It is good to read here about a hope to reverse our trends and to take responsibility for our actions and for our own salvation. I needed to see this more positive side. Maybe if we commit and work we can avoid the route of blaming others for our misery. Maybe we can avoid the next war.


Wednesday, June 16, 2010

Ego's Relationship to Privilege

I was reading a bit of Cheri Huber last night (Zen buddhist teacher in the Bay Area) and in coming across the following mention of "privilege", I thought instantly of white privilege which in turn brought an interesting dimension to her wisdom:

It is difficult to own our freedom.

We are so privileged that we have to ignore vast areas of our lives in order to pick out just those that aren't the way we want them to be. This process of ignoring and selective perception lets us continue to see ourselves as victims of life circumstances.

We are addicted to being victims.

It is only by remaining victims ourselves that we can continue to justify victimizing others.

She then goes on to say that "in order to remain a victim, you can't know how to be a master" and discusses how ego systematically thwarts mastery in order to keep itself in tact. Much of her book (That Which You Are Seeking is Causing You to Seek) discusses how much we want to have problems (even though we say we don't) so that the world remains a dualistic place of good and bad and we can remain small.

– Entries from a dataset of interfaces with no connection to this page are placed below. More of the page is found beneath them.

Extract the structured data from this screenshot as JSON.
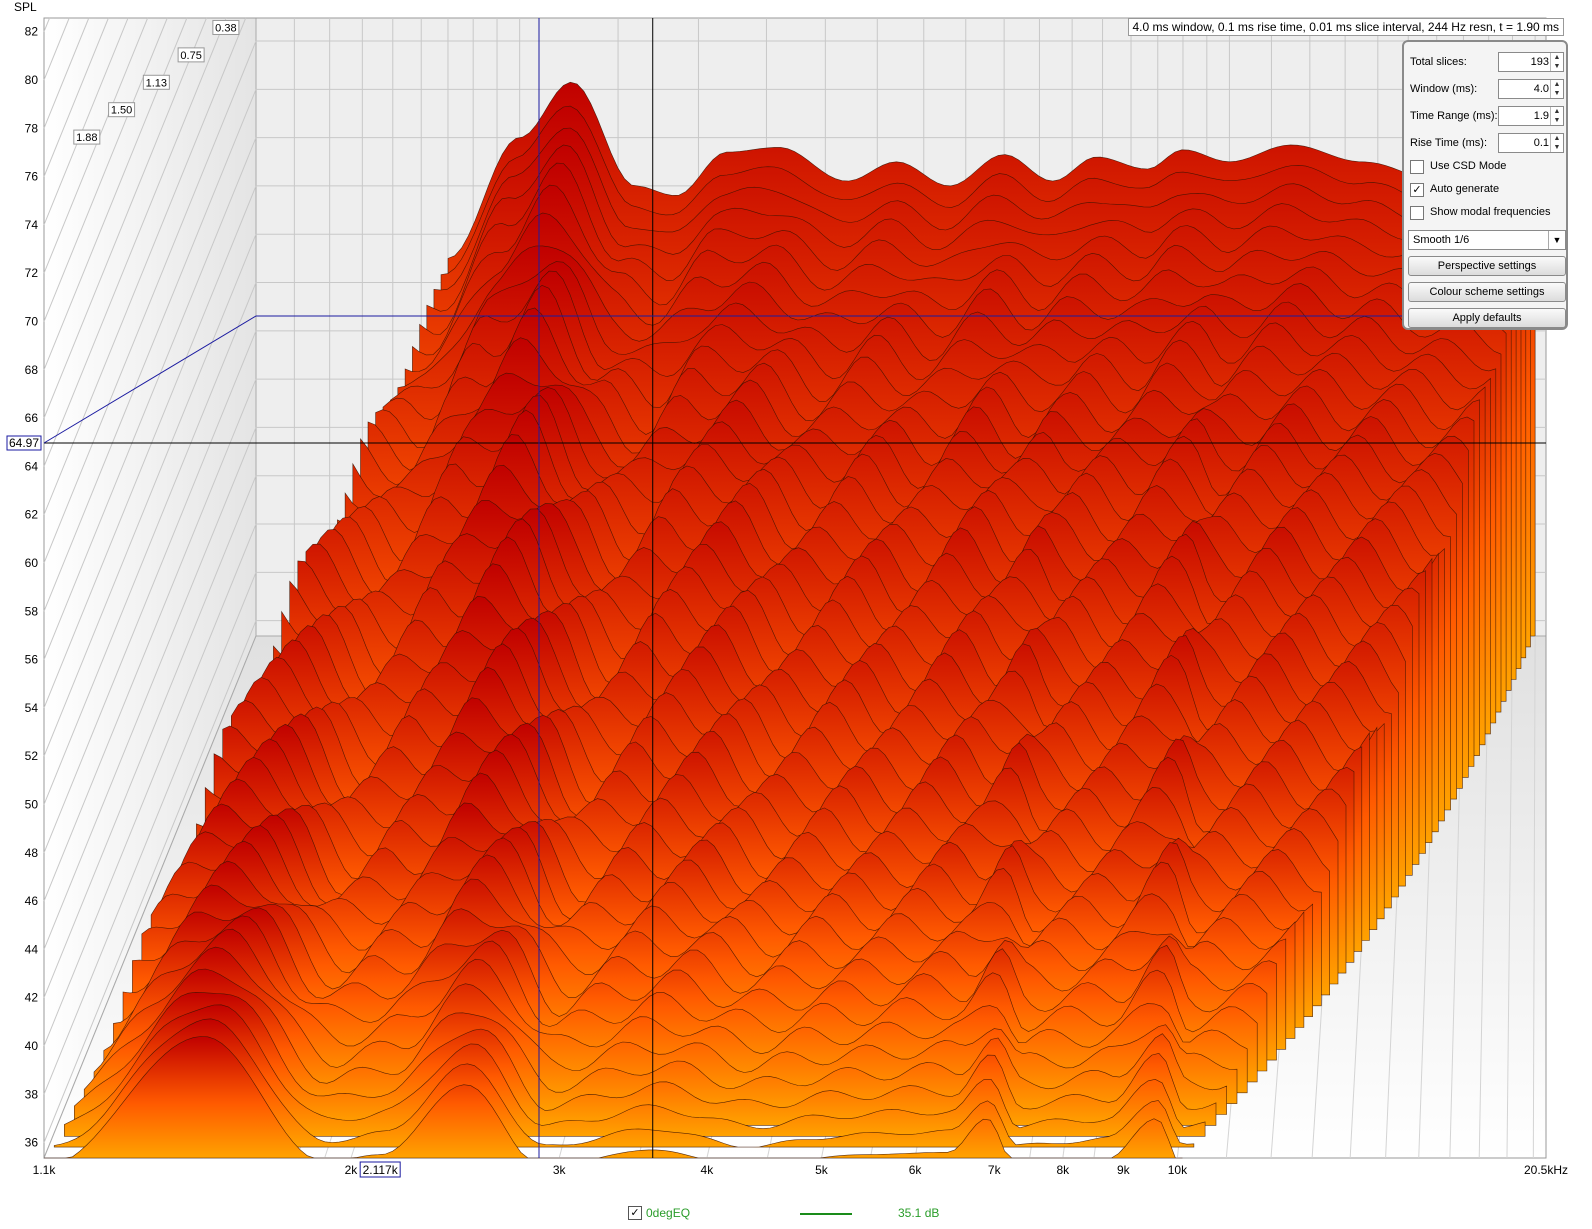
{
  "app": {
    "y_axis_title": "SPL",
    "info_text": "4.0 ms window, 0.1 ms rise time, 0.01 ms slice interval, 244 Hz resn, t = 1.90 ms"
  },
  "controls": {
    "total_slices": {
      "label": "Total slices:",
      "value": "193"
    },
    "window_ms": {
      "label": "Window (ms):",
      "value": "4.0"
    },
    "time_range": {
      "label": "Time Range (ms):",
      "value": "1.9"
    },
    "rise_time": {
      "label": "Rise Time (ms):",
      "value": "0.1"
    },
    "use_csd": {
      "label": "Use CSD Mode",
      "checked": false
    },
    "auto_generate": {
      "label": "Auto generate",
      "checked": true
    },
    "show_modal": {
      "label": "Show modal frequencies",
      "checked": false
    },
    "smoothing": {
      "value": "Smooth 1/6"
    },
    "perspective_button": "Perspective settings",
    "colour_button": "Colour scheme settings",
    "defaults_button": "Apply defaults"
  },
  "legend": {
    "checked": true,
    "name": "0degEQ",
    "level": "35.1 dB",
    "color": "#1a8c1a"
  },
  "chart_data": {
    "type": "waterfall",
    "ylabel": "SPL",
    "ylim": [
      35,
      83
    ],
    "y_ticks": [
      82,
      80,
      78,
      76,
      74,
      72,
      70,
      68,
      66,
      64,
      62,
      60,
      58,
      56,
      54,
      52,
      50,
      48,
      46,
      44,
      42,
      40,
      38,
      36
    ],
    "x_tick_labels": [
      {
        "f": 1100,
        "label": "1.1k"
      },
      {
        "f": 2000,
        "label": "2k"
      },
      {
        "f": 3000,
        "label": "3k"
      },
      {
        "f": 4000,
        "label": "4k"
      },
      {
        "f": 5000,
        "label": "5k"
      },
      {
        "f": 6000,
        "label": "6k"
      },
      {
        "f": 7000,
        "label": "7k"
      },
      {
        "f": 8000,
        "label": "8k"
      },
      {
        "f": 9000,
        "label": "9k"
      },
      {
        "f": 10000,
        "label": "10k"
      },
      {
        "f": 20500,
        "label": "20.5kHz"
      }
    ],
    "xlim": [
      1100,
      20500
    ],
    "time_ms_labels": [
      "0.38",
      "0.75",
      "1.13",
      "1.50",
      "1.88"
    ],
    "time_ms_range": [
      0,
      1.9
    ],
    "cursor": {
      "freq_label": "2.117k",
      "spl_label": "64.97",
      "freq": 2117,
      "spl": 64.97
    },
    "marker": {
      "freq": 2900,
      "spl": 70
    },
    "colors": {
      "front": "#ffa200",
      "back": "#c00000",
      "grid": "#c8c8c8",
      "cursor": "#000000",
      "marker": "#1a1aa0"
    },
    "back_slice_spl": [
      {
        "f": 1700,
        "spl": 51
      },
      {
        "f": 2000,
        "spl": 56
      },
      {
        "f": 2250,
        "spl": 58.3
      },
      {
        "f": 2600,
        "spl": 54
      },
      {
        "f": 2850,
        "spl": 53.6
      },
      {
        "f": 3200,
        "spl": 55.4
      },
      {
        "f": 3600,
        "spl": 55.6
      },
      {
        "f": 4200,
        "spl": 54.2
      },
      {
        "f": 4700,
        "spl": 55
      },
      {
        "f": 5300,
        "spl": 54
      },
      {
        "f": 6000,
        "spl": 55.3
      },
      {
        "f": 6700,
        "spl": 54.2
      },
      {
        "f": 7400,
        "spl": 55.2
      },
      {
        "f": 8300,
        "spl": 54.7
      },
      {
        "f": 9000,
        "spl": 55.5
      },
      {
        "f": 10000,
        "spl": 55
      },
      {
        "f": 11500,
        "spl": 55.7
      },
      {
        "f": 13500,
        "spl": 55
      },
      {
        "f": 17000,
        "spl": 53.8
      },
      {
        "f": 20000,
        "spl": 53
      }
    ],
    "front_slice_spl": [
      {
        "f": 1100,
        "spl": 35
      },
      {
        "f": 1500,
        "spl": 40.4
      },
      {
        "f": 1900,
        "spl": 35.2
      },
      {
        "f": 2117,
        "spl": 35.5
      },
      {
        "f": 2500,
        "spl": 38.4
      },
      {
        "f": 2900,
        "spl": 35
      },
      {
        "f": 3600,
        "spl": 35.7
      },
      {
        "f": 4300,
        "spl": 35
      },
      {
        "f": 5400,
        "spl": 35.5
      },
      {
        "f": 6400,
        "spl": 35.6
      },
      {
        "f": 6900,
        "spl": 37
      },
      {
        "f": 7300,
        "spl": 35
      },
      {
        "f": 8700,
        "spl": 35.3
      },
      {
        "f": 9600,
        "spl": 37
      },
      {
        "f": 10100,
        "spl": 35
      }
    ]
  }
}
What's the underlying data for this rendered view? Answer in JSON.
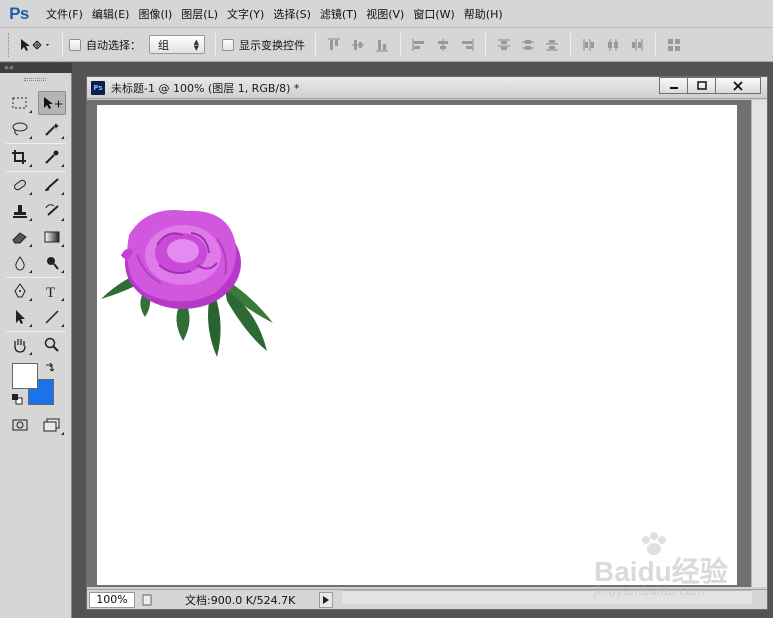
{
  "app": {
    "logo": "Ps"
  },
  "menu": [
    {
      "label": "文件(F)"
    },
    {
      "label": "编辑(E)"
    },
    {
      "label": "图像(I)"
    },
    {
      "label": "图层(L)"
    },
    {
      "label": "文字(Y)"
    },
    {
      "label": "选择(S)"
    },
    {
      "label": "滤镜(T)"
    },
    {
      "label": "视图(V)"
    },
    {
      "label": "窗口(W)"
    },
    {
      "label": "帮助(H)"
    }
  ],
  "options": {
    "auto_select_label": "自动选择：",
    "auto_select_checked": false,
    "auto_select_value": "组",
    "show_transform_label": "显示变换控件",
    "show_transform_checked": false
  },
  "tools": {
    "foreground_color": "#ffffff",
    "background_color": "#1a73e8"
  },
  "document": {
    "icon_label": "Ps",
    "title": "未标题-1 @ 100% (图层 1, RGB/8) *",
    "minimize_label": "▬",
    "maximize_label": "□",
    "close_label": "✕",
    "zoom": "100%",
    "info": "文档:900.0 K/524.7K",
    "flower_colors": {
      "petal": "#c640d6",
      "petal_light": "#e48af0",
      "leaf": "#3b7a3a"
    }
  },
  "watermark": {
    "brand": "Baidu经验",
    "url": "jingyan.baidu.com"
  }
}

The implication here is that ego has a vested interest in denying privilege. If I admit privilege, I can't play my victim role, which means I have to acknowledge enormous injustice (racial and otherwise) and my role in the systemic perpetuation of injustice. It also means mastery is available. Suddenly excuses drop away, there's a lot more freedom and responsibility and being a grown-up person (which who wants that?). I hadn't thought about how my ego might have an existential fear of seeing privilege.

In a certain way, it seems obvious but nonetheless, I was so struck (stopped dead in my tracks, actually), that I felt compelled to share. Does this grab anyone else?



At 11:27 AM, Blogger Spiritual gifts said...

Ego for me should be taken into consideration since privilege is not always an opportunity.-spiritual gifts